▶ [WHAT IS EXPECTED]:
Which lines in the records below contain the word "brush"? Copy each one.

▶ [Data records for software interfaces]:
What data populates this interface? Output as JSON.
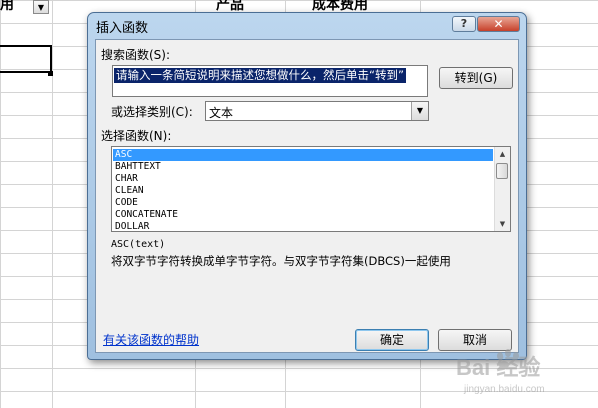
{
  "sheet": {
    "header_left": "用",
    "header_product": "产品",
    "header_cost": "成本费用",
    "filter_arrow": "▼"
  },
  "dialog": {
    "title": "插入函数",
    "help_glyph": "?",
    "close_glyph": "✕",
    "search_label": "搜索函数(S):",
    "search_value": "请输入一条简短说明来描述您想做什么，然后单击“转到”",
    "go_button": "转到(G)",
    "category_label": "或选择类别(C):",
    "category_value": "文本",
    "function_label": "选择函数(N):",
    "functions": [
      "ASC",
      "BAHTTEXT",
      "CHAR",
      "CLEAN",
      "CODE",
      "CONCATENATE",
      "DOLLAR"
    ],
    "selected_function": "ASC",
    "syntax": "ASC(text)",
    "description": "将双字节字符转换成单字节字符。与双字节字符集(DBCS)一起使用",
    "help_link": "有关该函数的帮助",
    "ok_button": "确定",
    "cancel_button": "取消"
  },
  "watermark": {
    "text": "Bai 经验",
    "sub": "jingyan.baidu.com"
  }
}
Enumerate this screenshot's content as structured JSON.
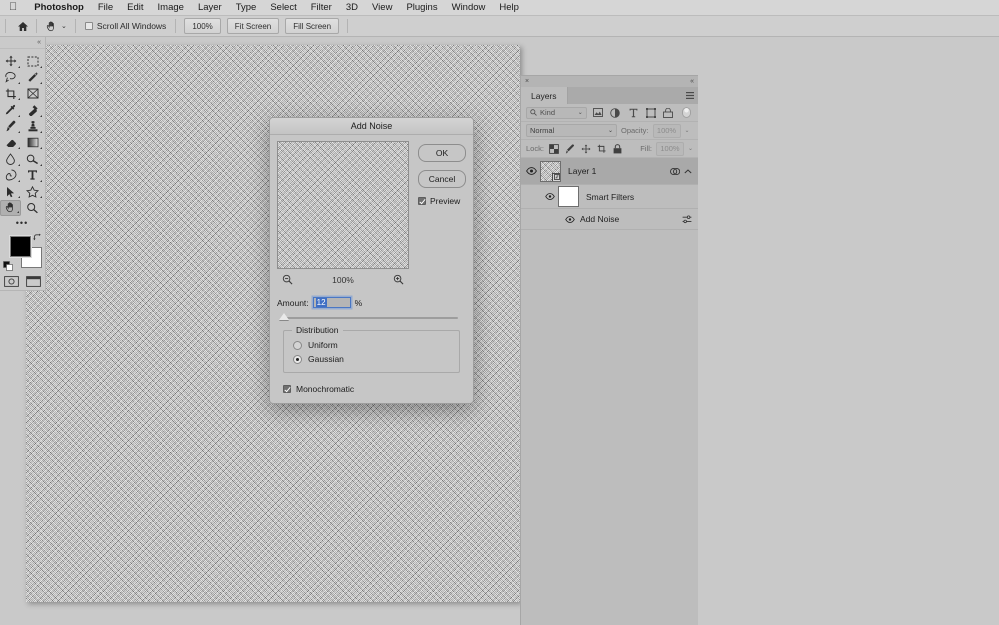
{
  "menubar": {
    "apple_glyph": "",
    "items": [
      {
        "label": "Photoshop",
        "bold": true
      },
      {
        "label": "File"
      },
      {
        "label": "Edit"
      },
      {
        "label": "Image"
      },
      {
        "label": "Layer"
      },
      {
        "label": "Type"
      },
      {
        "label": "Select"
      },
      {
        "label": "Filter"
      },
      {
        "label": "3D"
      },
      {
        "label": "View"
      },
      {
        "label": "Plugins"
      },
      {
        "label": "Window"
      },
      {
        "label": "Help"
      }
    ]
  },
  "options_bar": {
    "home_icon": "home-icon",
    "active_tool_icon": "hand-tool-icon",
    "tool_preset_caret": "⌄",
    "scroll_all_windows": {
      "label": "Scroll All Windows",
      "checked": false
    },
    "buttons": [
      {
        "label": "100%"
      },
      {
        "label": "Fit Screen"
      },
      {
        "label": "Fill Screen"
      }
    ]
  },
  "toolbar": {
    "collapse_glyph": "«",
    "tools": [
      {
        "name": "move-tool",
        "icon": "move-icon",
        "selected": false,
        "has_flyout": true
      },
      {
        "name": "rectangular-marquee-tool",
        "icon": "marquee-icon",
        "selected": false,
        "has_flyout": true
      },
      {
        "name": "lasso-tool",
        "icon": "lasso-icon",
        "selected": false,
        "has_flyout": true
      },
      {
        "name": "magic-wand-tool",
        "icon": "magic-wand-icon",
        "selected": false,
        "has_flyout": true
      },
      {
        "name": "crop-tool",
        "icon": "crop-icon",
        "selected": false,
        "has_flyout": true
      },
      {
        "name": "frame-tool",
        "icon": "frame-icon",
        "selected": false,
        "has_flyout": false
      },
      {
        "name": "eyedropper-tool",
        "icon": "eyedropper-icon",
        "selected": false,
        "has_flyout": true
      },
      {
        "name": "spot-healing-brush-tool",
        "icon": "healing-brush-icon",
        "selected": false,
        "has_flyout": true
      },
      {
        "name": "brush-tool",
        "icon": "brush-icon",
        "selected": false,
        "has_flyout": true
      },
      {
        "name": "clone-stamp-tool",
        "icon": "clone-stamp-icon",
        "selected": false,
        "has_flyout": true
      },
      {
        "name": "eraser-tool",
        "icon": "eraser-icon",
        "selected": false,
        "has_flyout": true
      },
      {
        "name": "gradient-tool",
        "icon": "gradient-icon",
        "selected": false,
        "has_flyout": true
      },
      {
        "name": "blur-tool",
        "icon": "blur-drop-icon",
        "selected": false,
        "has_flyout": true
      },
      {
        "name": "dodge-tool",
        "icon": "dodge-icon",
        "selected": false,
        "has_flyout": true
      },
      {
        "name": "pen-tool",
        "icon": "pen-icon",
        "selected": false,
        "has_flyout": true
      },
      {
        "name": "type-tool",
        "icon": "type-t-icon",
        "selected": false,
        "has_flyout": true
      },
      {
        "name": "path-selection-tool",
        "icon": "path-arrow-icon",
        "selected": false,
        "has_flyout": true
      },
      {
        "name": "shape-tool",
        "icon": "custom-shape-icon",
        "selected": false,
        "has_flyout": true
      },
      {
        "name": "hand-tool",
        "icon": "hand-icon",
        "selected": true,
        "has_flyout": true
      },
      {
        "name": "zoom-tool",
        "icon": "magnifier-icon",
        "selected": false,
        "has_flyout": false
      }
    ],
    "edit_toolbar_glyph": "•••",
    "colors": {
      "foreground": "#000000",
      "background": "#ffffff",
      "swap_icon": "swap-colors-icon",
      "default_icon": "default-colors-icon"
    },
    "modes": [
      {
        "name": "quick-mask-button",
        "icon": "quick-mask-icon"
      },
      {
        "name": "screen-mode-button",
        "icon": "screen-mode-icon"
      }
    ]
  },
  "dialog": {
    "title": "Add Noise",
    "preview_thumbnail": "noise-preview",
    "ok_label": "OK",
    "cancel_label": "Cancel",
    "preview_checkbox": {
      "label": "Preview",
      "checked": true
    },
    "zoom_out_icon": "zoom-out-icon",
    "zoom_in_icon": "zoom-in-icon",
    "zoom_level": "100%",
    "amount": {
      "label": "Amount:",
      "value": "12",
      "unit": "%",
      "selected": true,
      "slider_position_pct": 0
    },
    "distribution": {
      "legend": "Distribution",
      "options": [
        {
          "label": "Uniform",
          "selected": false
        },
        {
          "label": "Gaussian",
          "selected": true
        }
      ]
    },
    "monochromatic": {
      "label": "Monochromatic",
      "checked": true
    }
  },
  "panel": {
    "close_glyph": "×",
    "collapse_glyph": "«",
    "tabs": [
      {
        "label": "Layers",
        "active": true
      }
    ],
    "menu_icon": "panel-menu-icon",
    "filter": {
      "search_icon": "search-icon",
      "kind_label": "Kind",
      "caret": "⌄",
      "icons": [
        {
          "name": "filter-pixel-icon"
        },
        {
          "name": "filter-adjustment-icon"
        },
        {
          "name": "filter-type-icon"
        },
        {
          "name": "filter-shape-icon"
        },
        {
          "name": "filter-smartobject-icon"
        }
      ],
      "toggle_icon": "filter-toggle-icon"
    },
    "blend": {
      "mode": "Normal",
      "caret": "⌄",
      "opacity_label": "Opacity:",
      "opacity_value": "100%",
      "fill_label": "Fill:",
      "fill_value": "100%"
    },
    "lock": {
      "label": "Lock:",
      "icons": [
        {
          "name": "lock-transparent-pixels-icon"
        },
        {
          "name": "lock-image-pixels-icon"
        },
        {
          "name": "lock-position-icon"
        },
        {
          "name": "lock-artboard-icon"
        },
        {
          "name": "lock-all-icon"
        }
      ]
    },
    "layers": [
      {
        "name": "Layer 1",
        "visible": true,
        "selected": true,
        "thumb_type": "noise",
        "smart_object_badge": true,
        "right_icons": [
          "smart-filter-icon",
          "collapse-chevron-icon"
        ]
      },
      {
        "name": "Smart Filters",
        "visible": true,
        "selected": false,
        "thumb_type": "white-mask",
        "smart_object_badge": false,
        "indent": 1,
        "right_icons": []
      },
      {
        "name": "Add Noise",
        "visible": true,
        "selected": false,
        "thumb_type": "none",
        "smart_object_badge": false,
        "indent": 2,
        "right_icons": [
          "blending-options-icon"
        ]
      }
    ]
  },
  "document": {
    "content": "noise-image"
  }
}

▶ [ANSWER TO THE PROBLEM]:
        "name": "spot-healing-brush-tool",
        "icon": "healing-brush-icon",
        "name": "brush-tool",
        "icon": "brush-icon",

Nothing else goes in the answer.